By Capt. Steve Soule | www.theshallowist.com
Winter weather has arrived on the upper Texas coast and so comes the arrival of some very different fishing. Colder air, colder water, reduced number of prey species and a different range of comfort zones dictate the location and feeding patterns of redfish and trout during the cooler months.
Finding patterns that hold through winter will increase your fishing percentages, and of the long list of factors involved, I’ve consistently found a few that truly make a difference.
Winter Food Sources
First and foremost, in finding predatory fish in cold water is understanding the primary food sources that they feed upon. Most of the shrimp have either left the bays or will spend the majority of the winter buried in the mud. Crabs similarly disappear from the shallows, moving to deeper waters and also burying themselves in the mud. Many of the small species of bait fish will remain, though they won’t stay in water as shallow as they do in warmer months.

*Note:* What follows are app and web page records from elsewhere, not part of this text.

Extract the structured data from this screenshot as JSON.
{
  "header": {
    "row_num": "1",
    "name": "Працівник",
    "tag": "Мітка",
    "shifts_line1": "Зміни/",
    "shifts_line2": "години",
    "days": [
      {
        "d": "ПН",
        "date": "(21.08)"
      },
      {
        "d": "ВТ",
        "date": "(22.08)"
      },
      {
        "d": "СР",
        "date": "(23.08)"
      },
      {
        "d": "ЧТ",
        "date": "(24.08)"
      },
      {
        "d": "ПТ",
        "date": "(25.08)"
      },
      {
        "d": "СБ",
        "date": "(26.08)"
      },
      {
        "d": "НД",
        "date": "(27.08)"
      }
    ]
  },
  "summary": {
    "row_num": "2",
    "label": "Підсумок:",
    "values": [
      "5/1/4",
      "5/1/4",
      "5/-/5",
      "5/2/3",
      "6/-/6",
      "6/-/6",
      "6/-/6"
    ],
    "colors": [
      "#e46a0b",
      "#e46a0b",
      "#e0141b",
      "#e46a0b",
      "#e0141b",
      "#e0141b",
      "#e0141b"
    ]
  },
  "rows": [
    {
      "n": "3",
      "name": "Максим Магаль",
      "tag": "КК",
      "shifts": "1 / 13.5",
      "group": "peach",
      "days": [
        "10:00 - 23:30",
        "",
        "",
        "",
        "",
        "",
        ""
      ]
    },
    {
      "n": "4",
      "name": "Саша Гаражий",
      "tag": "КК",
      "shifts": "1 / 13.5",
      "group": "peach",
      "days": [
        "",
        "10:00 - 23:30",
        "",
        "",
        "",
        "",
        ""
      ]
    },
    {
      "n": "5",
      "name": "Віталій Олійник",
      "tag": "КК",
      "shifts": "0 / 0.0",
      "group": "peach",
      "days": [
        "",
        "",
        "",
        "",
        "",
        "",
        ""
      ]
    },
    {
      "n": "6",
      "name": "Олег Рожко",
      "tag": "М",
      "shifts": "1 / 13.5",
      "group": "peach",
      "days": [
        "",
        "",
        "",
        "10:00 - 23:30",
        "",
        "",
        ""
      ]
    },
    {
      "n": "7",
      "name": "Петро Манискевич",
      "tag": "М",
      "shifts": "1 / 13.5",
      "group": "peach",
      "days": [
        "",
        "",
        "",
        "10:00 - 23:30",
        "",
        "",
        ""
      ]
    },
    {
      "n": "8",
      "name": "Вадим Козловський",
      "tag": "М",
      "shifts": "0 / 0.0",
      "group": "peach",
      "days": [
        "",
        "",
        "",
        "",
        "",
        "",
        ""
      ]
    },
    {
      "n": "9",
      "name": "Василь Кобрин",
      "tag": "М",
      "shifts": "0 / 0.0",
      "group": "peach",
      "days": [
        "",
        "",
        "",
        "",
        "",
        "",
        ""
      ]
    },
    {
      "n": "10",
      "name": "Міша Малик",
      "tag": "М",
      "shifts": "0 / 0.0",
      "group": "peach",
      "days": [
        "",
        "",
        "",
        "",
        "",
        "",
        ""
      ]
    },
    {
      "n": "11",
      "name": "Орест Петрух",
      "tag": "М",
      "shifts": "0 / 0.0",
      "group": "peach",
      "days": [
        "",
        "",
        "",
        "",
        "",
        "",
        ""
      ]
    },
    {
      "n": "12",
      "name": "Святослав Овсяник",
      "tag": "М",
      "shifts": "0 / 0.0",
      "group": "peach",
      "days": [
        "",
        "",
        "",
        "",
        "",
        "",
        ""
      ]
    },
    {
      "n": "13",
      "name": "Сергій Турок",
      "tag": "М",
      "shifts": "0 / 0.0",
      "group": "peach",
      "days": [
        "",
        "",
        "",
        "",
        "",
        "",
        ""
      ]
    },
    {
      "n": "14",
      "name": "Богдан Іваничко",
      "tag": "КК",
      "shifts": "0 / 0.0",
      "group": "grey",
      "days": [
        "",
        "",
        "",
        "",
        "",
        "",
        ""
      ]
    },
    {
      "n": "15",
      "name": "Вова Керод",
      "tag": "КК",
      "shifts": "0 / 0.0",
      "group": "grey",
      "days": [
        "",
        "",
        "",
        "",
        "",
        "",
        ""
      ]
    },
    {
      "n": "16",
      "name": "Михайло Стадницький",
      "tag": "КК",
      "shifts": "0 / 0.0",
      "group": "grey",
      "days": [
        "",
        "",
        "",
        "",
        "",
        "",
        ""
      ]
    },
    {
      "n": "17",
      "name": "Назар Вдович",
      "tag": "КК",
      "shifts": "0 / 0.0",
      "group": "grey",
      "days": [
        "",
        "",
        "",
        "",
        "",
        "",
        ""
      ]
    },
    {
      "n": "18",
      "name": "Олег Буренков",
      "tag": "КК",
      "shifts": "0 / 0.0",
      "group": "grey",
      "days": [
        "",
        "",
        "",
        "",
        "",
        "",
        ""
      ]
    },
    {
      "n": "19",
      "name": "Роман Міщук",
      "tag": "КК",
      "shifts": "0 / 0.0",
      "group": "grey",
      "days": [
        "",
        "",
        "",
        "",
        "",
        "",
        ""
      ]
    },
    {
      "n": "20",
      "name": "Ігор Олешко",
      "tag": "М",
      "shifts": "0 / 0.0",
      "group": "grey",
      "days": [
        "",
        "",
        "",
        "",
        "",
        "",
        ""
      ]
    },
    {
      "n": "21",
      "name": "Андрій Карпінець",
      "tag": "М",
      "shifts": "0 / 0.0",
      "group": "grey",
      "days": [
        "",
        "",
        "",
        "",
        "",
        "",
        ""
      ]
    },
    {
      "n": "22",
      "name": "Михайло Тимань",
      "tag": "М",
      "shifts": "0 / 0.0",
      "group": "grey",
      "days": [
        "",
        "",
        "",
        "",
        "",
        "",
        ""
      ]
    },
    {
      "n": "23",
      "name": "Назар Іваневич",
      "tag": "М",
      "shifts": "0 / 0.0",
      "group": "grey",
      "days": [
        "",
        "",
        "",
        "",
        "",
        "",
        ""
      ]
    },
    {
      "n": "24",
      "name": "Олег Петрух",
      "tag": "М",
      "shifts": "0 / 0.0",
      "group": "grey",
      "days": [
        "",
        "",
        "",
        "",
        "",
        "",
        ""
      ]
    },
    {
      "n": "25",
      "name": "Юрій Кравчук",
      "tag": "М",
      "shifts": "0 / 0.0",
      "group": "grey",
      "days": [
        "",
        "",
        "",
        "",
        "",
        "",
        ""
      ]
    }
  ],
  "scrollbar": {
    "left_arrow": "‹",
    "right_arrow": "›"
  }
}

There are numerous species of marine worms and other small creatures that remain in the bay, though we rarely see them other than when found inside the bellies of the fish we catch. So, the primary food sources for predatory fish are the remaining small baitfish, such as mullet, mud minnows and others that hang around the shallows.
Finding fish during winter is isn’t always easy, but understanding the food sources makes a huge difference. Mullet or other bait fish species that frequently swim at or near the surface and jump, are easy targets and help anglers in locating fish. This isn’t uncommon during warming trends. When water temperatures are colder or trending down, baitfish tend to stay closer to the bay bottom and move towards deeper, warmer water, making them much more difficult to locate. Much like every other season, native guides and even seasonal natives can shed some light on the location of the food sources and of course, the predators are usually close by. What I mean by native guides is birds.
Winter Bird Signs
The birds that are good indicators are much different during winter than summer or fall. The gulls and terns that were such great indicators of migrating shrimp over the past few months are typically not the birds to follow or watch for during the cooler months. My focus changes to some larger birds and some that only arrive after significant cooling. Both species of pelicans, brown and white, are voracious fish eaters and will often gang up when they locate large schools of mullet or other baitfish. And if you find large concentrations of bait in winter, odds are good that you will find predators as well. My favorite migratory bird to watch during winter is the Loon. This bird at a distance may look like the common cormorant, but when you get a little closer, its not hard to tell that they are much larger and have a large white patch on their chest. They also make a very distinct crying sound. They are incredibly adept diving birds that can swim fast and stay under water for several minutes. Finding more than one in an area diving is a great indication of schools of baitfish and predators.
I’m always on alert for shore birds such as egrets, herons, and ibis, though you won’t typically see them along the banks feeding unless we have a good warming trend going.
Temperature and Tide Factors
Most fish and marine animals spend their lives following just a few things; food, comfort and safety from predators. Temperature plays a huge role in the location and movement of both bait and predatory fish during winter. Temperature effects the food species and their movements, which in turn effects the movements of their predators. Much like us, if it’s cold, they seek warmth, which is why they inhabit certain areas during cooler weather, yet their range can spread widely when water warms. A great basic rule to understand is that if water temperatures are falling, fish will tend to mover to deeper water and as water temperatures warm, they will return to shallows.
Adding to that, this is driven by air temperature which takes time to impact the water. If temperatures are relatively stable, or the changes in temperature are not dramatic, the fish won’t feel the need to move as much as they will during more notable changes in temperature. There is an added important note, and one that we can feel and use to our advantage. As the air temperatures increase above the water temperatures, shallow water will warm fastest. As soon as this process begins, baitfish will begin to move to shallow, muddy and darker bottom areas.
Another important pattern to remember is that tides will still move fish, and can also adjust the temperature of the water in specific areas. If the air is notably warmer than the water, outgoing tides will carry warmer water out to deeper areas. In colder conditions, the opposite is often the case; incoming tides can wash more stable water temperatures into the shallows.
During the passage of winter fronts, especially those that have north or northwest winds, tides will fall sharply. The extreme low tides of winter tend to concentrate fish into very specific areas. In the marshes, the fish will fall into deeper creeks and bayous. In open water, guts, channels and soft mud near the edges of shallows will be the places to look.
Once you’ve found the fish, keep in mind that they are primarily feeding on other small fish, so use lures that imitate mullet or other bait species. Note the temperatures and the direction they are trending, either up or down. Knowing this will help determine the speed of retrieves when fishing. Like any other time when fishing, it may take some experimenting to determine exactly where the fish are and what type of presentation will work best. The good news is that once you find fish in the winter, they are typically concentrated in good numbers. Also noteworthy, if you find bigger fish, you often won’t find the smaller fish mixed in, and vice versa.
Braving the elements in winter is often rewarded with spectacular catches. Dress appropriately, take your safety and that of any passengers seriously. Dress in layers that can be removed or added as temperatures change, and get out and catch a few fish.